## Your task:
The records that follow are to be repeated exactly, with no pictures carried over.

(Data Opens)

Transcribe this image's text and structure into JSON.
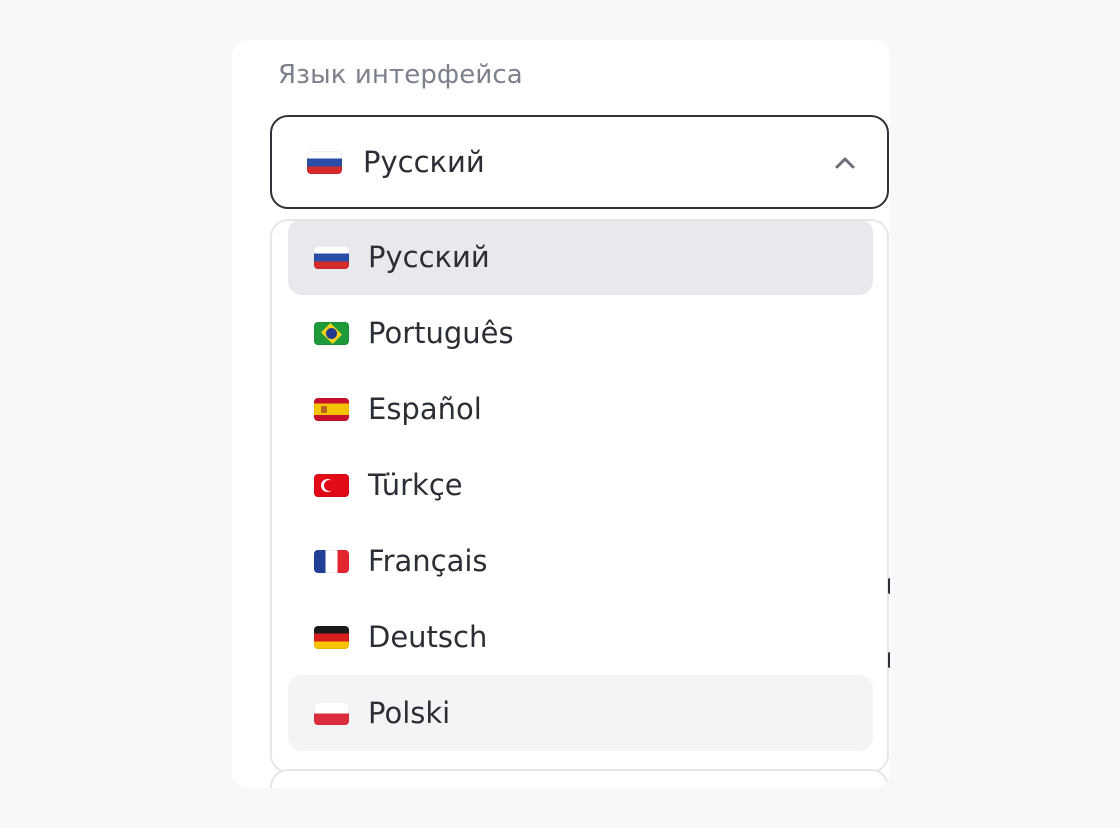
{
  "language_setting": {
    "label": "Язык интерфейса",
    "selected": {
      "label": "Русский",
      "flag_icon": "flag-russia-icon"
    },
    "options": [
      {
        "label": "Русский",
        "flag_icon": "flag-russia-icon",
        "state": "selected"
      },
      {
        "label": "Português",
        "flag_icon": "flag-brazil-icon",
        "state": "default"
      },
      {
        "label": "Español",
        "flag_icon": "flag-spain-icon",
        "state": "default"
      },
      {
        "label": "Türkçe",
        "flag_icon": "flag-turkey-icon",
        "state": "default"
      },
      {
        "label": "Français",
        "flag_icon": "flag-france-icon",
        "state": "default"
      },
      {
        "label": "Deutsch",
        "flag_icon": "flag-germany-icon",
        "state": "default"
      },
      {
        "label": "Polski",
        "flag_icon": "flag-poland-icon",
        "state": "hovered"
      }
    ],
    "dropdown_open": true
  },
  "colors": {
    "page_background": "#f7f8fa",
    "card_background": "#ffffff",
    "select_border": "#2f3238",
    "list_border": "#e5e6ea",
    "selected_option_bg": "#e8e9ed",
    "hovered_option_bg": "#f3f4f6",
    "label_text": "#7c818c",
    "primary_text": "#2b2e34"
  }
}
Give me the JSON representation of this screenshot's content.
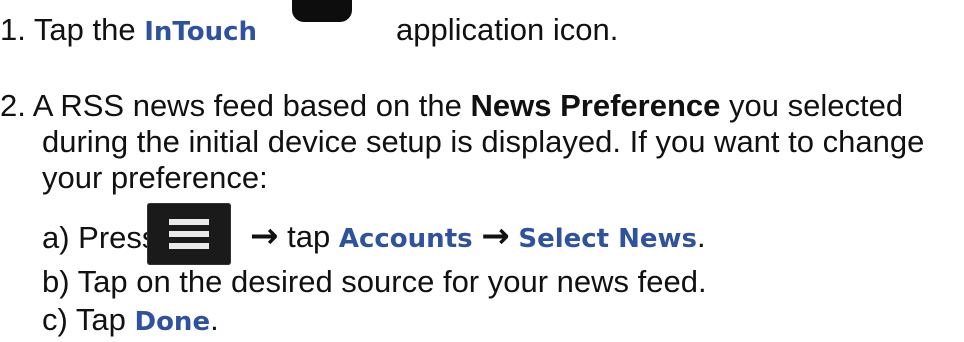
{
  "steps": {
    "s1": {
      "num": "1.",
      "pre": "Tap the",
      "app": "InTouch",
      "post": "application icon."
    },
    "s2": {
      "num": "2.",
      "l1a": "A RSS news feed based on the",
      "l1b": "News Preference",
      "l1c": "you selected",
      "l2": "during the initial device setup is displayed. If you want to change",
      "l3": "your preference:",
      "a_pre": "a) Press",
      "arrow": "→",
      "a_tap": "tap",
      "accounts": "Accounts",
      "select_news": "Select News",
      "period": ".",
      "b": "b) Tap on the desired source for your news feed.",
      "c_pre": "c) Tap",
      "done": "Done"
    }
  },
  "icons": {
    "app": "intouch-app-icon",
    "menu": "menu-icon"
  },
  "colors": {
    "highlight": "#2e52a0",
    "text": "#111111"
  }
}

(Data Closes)

## Task answer:
Transcribe this image's text and structure into JSON.
{
  "language_setting": {
    "label": "Язык интерфейса",
    "selected": {
      "label": "Русский",
      "flag_icon": "flag-russia-icon"
    },
    "options": [
      {
        "label": "Русский",
        "flag_icon": "flag-russia-icon",
        "state": "selected"
      },
      {
        "label": "Português",
        "flag_icon": "flag-brazil-icon",
        "state": "default"
      },
      {
        "label": "Español",
        "flag_icon": "flag-spain-icon",
        "state": "default"
      },
      {
        "label": "Türkçe",
        "flag_icon": "flag-turkey-icon",
        "state": "default"
      },
      {
        "label": "Français",
        "flag_icon": "flag-france-icon",
        "state": "default"
      },
      {
        "label": "Deutsch",
        "flag_icon": "flag-germany-icon",
        "state": "default"
      },
      {
        "label": "Polski",
        "flag_icon": "flag-poland-icon",
        "state": "hovered"
      }
    ],
    "dropdown_open": true
  },
  "colors": {
    "page_background": "#f7f8fa",
    "card_background": "#ffffff",
    "select_border": "#2f3238",
    "list_border": "#e5e6ea",
    "selected_option_bg": "#e8e9ed",
    "hovered_option_bg": "#f3f4f6",
    "label_text": "#7c818c",
    "primary_text": "#2b2e34"
  }
}
Give me the JSON representation of this screenshot's content.
{
  "steps": {
    "s1": {
      "num": "1.",
      "pre": "Tap the",
      "app": "InTouch",
      "post": "application icon."
    },
    "s2": {
      "num": "2.",
      "l1a": "A RSS news feed based on the",
      "l1b": "News Preference",
      "l1c": "you selected",
      "l2": "during the initial device setup is displayed. If you want to change",
      "l3": "your preference:",
      "a_pre": "a) Press",
      "arrow": "→",
      "a_tap": "tap",
      "accounts": "Accounts",
      "select_news": "Select News",
      "period": ".",
      "b": "b) Tap on the desired source for your news feed.",
      "c_pre": "c) Tap",
      "done": "Done"
    }
  },
  "icons": {
    "app": "intouch-app-icon",
    "menu": "menu-icon"
  },
  "colors": {
    "highlight": "#2e52a0",
    "text": "#111111"
  }
}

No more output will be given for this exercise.